One of Wells Fargo & Co.'s biggest competitors isn't impressed with the bank's leadership transition.
JPMorgan Chase & Co. chief executive Jamie Dimon said it was "irresponsible" for Wells Fargo to announce CEO Tim Sloan's departure without a succession plan ready. Allen Parker, the bank's general counsel, took over as interim CEO in March and a search for an outside executive is ongoing.
Mr. Sloan's abrupt departure came days after he endured a congressional hearing and public criticism from regulators over the lender's scandals. At the time of Mr. Sloan's exit, no formal talks with possible successors had begun and a recruiting firm hadn't yet been selected to run the search.
"I'd be surprised if regulators wanted that to happen, because it's irresponsible," Mr. Dimon said Tuesday at a banking conference in New York. Mr. Dimon said he had no knowledge of what led to Mr. Sloan's exit.
A Wells Fargo representative declined to comment.
Several of Mr. Dimon's deputies and potential successors have been mentioned as candidates in the CEO search at Wells Fargo.
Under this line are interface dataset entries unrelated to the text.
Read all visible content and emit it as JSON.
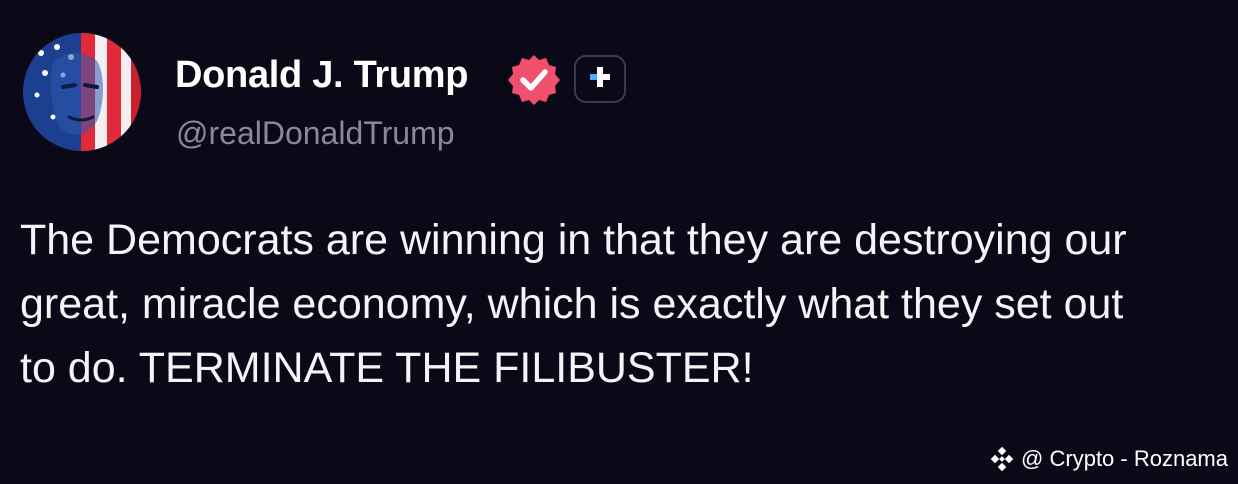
{
  "post": {
    "author": {
      "display_name": "Donald J. Trump",
      "handle": "@realDonaldTrump",
      "avatar_icon": "flag-painted-face-avatar",
      "verified_icon": "verified-badge-icon",
      "verified_color": "#f0506e",
      "subscribe_icon": "plus-icon"
    },
    "text": "The Democrats are winning in that they are destroying our great, miracle economy, which is exactly what they set out to do. TERMINATE THE FILIBUSTER!"
  },
  "watermark": {
    "icon": "diamond-logo-icon",
    "label": "@ Crypto - Roznama"
  },
  "colors": {
    "background": "#0b0818",
    "text": "#f4f4f6",
    "muted_text": "#8b8996",
    "plus_accent": "#4aa8ff"
  }
}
The JPMorgan chief said last week he's scared some of that top talent will be recruited away by competitors.
JPMorgan made management changes of its own in April, shifting responsibilities for two of its top female executives — Marianne Lake and Jennifer Piepszak — to help them gain experience that could one day help them succeed Mr. Dimon.
"It's important to move people around," Mr. Dimon said Tuesday. "I think we have two stars," he said, referring to Ms. Lake and Ms. Piepszak.
In other comments, Mr. Dimon said JPMorgan's trading revenue fell 4% to 5% during the first two months of the second quarter from a year earlier, excluding a gain.
"The next month could dramatically change that," he said.
The trade conflict between the U.S. and China has escalated beyond the level of a "skirmish" and could further weigh on the economy and markets, Mr. Dimon said.
JPMorgan sees room to boost market share in its Asia prime-brokerage business and fixed-income trading. Mr. Dimon expects credit losses to rise across products as businesses mature.
"On average, things will get worse over time, not because they're going to get bad, but because it's been so good for so long," he said. "There will be a return to normal."